Through a single architecture and set of technologies for networks and storage, Unisys proposes that stealth users achieve a superior level of confidentiality, integrity, and availability of data that would not otherwise be available without combining a more complex and costly set of network, application, database, and storage protection technologies.
Protection on the Network
At the core of Stealth is cryptography – a cryptographic module and key management system that is FIPS 140-2 certified, using AES-256 encryption and a proprietary bit-level splitting algorithm and authentication technique. Stealth protects data in motion and data at rest and is implemented between the data link and network layer of the OSI stack. Stealth takes in standard TCP/IP packets, adds a proprietary header to the clear text, applies cryptography using AES, then parses the data into “slices” as it travels over a network or is stored by an application. All key management is self-contained. Stealth creates and manages session keys using a FIPS-certified key store that requires no operator intervention. Human intervention is limited to the establishment of working keys in the key management protocol, and no application changes appear to needed out of the box.
Multi-tenant Data Protection
For storage arrays, data from multiple communities of interest can be co-mingled and securely stored and accessed in the same physical storage array, removing the requirement to maintain separate storage pools for critical vs. non-critical data, and relieving from the security administrator the burden of maintaining sometimes complicated access control lists. Stealth for storage arrays provides data protection at the LUN level, using the same encryption, bit-level splitting, and authentication technology as the network component. Operating as a secure, standalone device connected directly to a SAN infrastructure, Stealth can also provide replication and resiliency through data dispersal features (to be covered in a separate Wikibon Research Note).
Futures and Concerns
As will all emerging technologies, particularly security technologies coming from defense and moving to commercial applications, end-user acceptance of the Stealth value proposition will depend on the direct and indirect value achieved or perceived from this level of infrastructure and data protection integration. Clearly the technology is passing the test of NIST standards, however, 'the proprietary nature of the algorithms in the bit splicing process will come into question outside the closed environment of Unisys cloud offerings.' Also, it is not clear yet how much more protection is afforded the end-user over traditional AES 256 encryption and certified key management systems. So the question is whether the user is willing to pay what might be a premium for Stealth-secured cloud services vs. those services using potentially less sophisticated or traditional solutions (pricing details were not available at the time of the Wikibon briefing by Unisys). In addition, it will be interesting to see if the Stealth data protection services are specifically referenced in service-level agreements and what options exist for recourse should a Stealth-secured network or storage environment be compromised.

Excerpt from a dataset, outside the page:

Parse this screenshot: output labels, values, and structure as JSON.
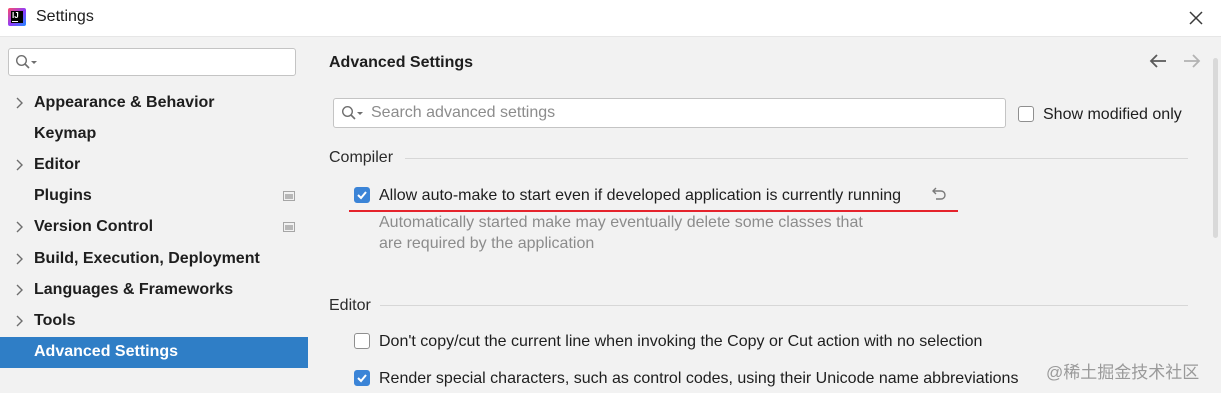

As for technical implementation, specific management support for standard hypervisor environments has not been mentioned, although Stealth presents itself as a transparent network appliance. Unisys is considering options for creating a native Stealth driver, similar to what it has already done for Windows and Linux.
Action Item: For years end-users, CISOs, CEO, CIOs, etc. have been in search for the security holy grail - data protection designed and engineered into information technology and systems to secure the world’s mass generation of digital information – the digital deluge. It appears Unisys is delivering part of that holy grail with Stealth. Users now must do the cost vs. value and risk vs. reward trade-off to determine if the integration, features, functionality, and implementation costs provides a significant - enough value proposition to move critical workloads to Stealth-secured clouds.